As the train passengers set out chaotically for the safe zone of western Pennsylvania, the film contracts with stunning haste. You can almost hear the grind of the film’s gears in downshift, resulting in fewer characters, fewer developments and — unless I misread the audience — fewer interested moviegoers. As in Signs, The Happening relies on media reports for exposition, reports that, as in real life, mislead as much as clarify. This time, Shyamalan adds cell phones to tv and radio stations, resulting in several poorly staged scenes of people standing around, useless and dumb. But the real offense of The Happening is Shayamalan’s premise for the attacks, a concept almost as ridiculous as the heavy-handed way in which Elliot grasps it. At one point, Elliot barks that to survive, they need to “stay ahead of the wind.” Is that all? While you’re at it, try getting blood from a turnip, honey from a rock or a silk purse from a sow’s ear. You get the idea. Billed as a paranoid thriller, The Happening is the worst kind of fantasy, one with neither foot in anything close to reality.
All of which is a shame, when you consider the talented actors who keep rallying to Shyamalan’s cheerful little flicks. Wahlberg plays the sad clown admirably, a morally upright, naïvely positive leader who’s almost an exact reprise of his Eddie Adams from Boogie Nights. Zooey Deschanel brings her offbeat charm to The Happening, but her confession to Elliot — her infidelity is telegraphed from the start — sounds like she’s complaining of an itchy throat. Elliot’s reaction is to remain steady, even during a scene of gratuitous violence against children, which should have parents picketing this film in the streets. In fact, the only person who gets under Elliot’s skin is an irascible, insular country woman, the Nurse Ratched of rural Pennsylvania. Eventually, Elliot slumps a little. “We need to get out of this nightmare,” he says. You said it, not me.
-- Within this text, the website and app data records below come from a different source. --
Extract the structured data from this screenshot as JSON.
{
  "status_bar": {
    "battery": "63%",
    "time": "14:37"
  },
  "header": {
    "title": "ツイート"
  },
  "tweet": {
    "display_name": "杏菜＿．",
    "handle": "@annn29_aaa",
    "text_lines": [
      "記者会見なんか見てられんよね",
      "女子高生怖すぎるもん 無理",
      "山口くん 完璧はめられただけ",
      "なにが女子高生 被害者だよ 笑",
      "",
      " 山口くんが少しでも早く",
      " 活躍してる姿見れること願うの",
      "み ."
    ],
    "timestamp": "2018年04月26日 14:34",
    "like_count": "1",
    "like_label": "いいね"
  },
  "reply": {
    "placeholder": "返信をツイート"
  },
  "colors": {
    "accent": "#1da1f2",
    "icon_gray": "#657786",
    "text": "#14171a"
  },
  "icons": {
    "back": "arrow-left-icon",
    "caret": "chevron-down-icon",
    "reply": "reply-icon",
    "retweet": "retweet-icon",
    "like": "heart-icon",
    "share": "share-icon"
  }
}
The Happening is now playing at Cinemark and VRC Stadium 15.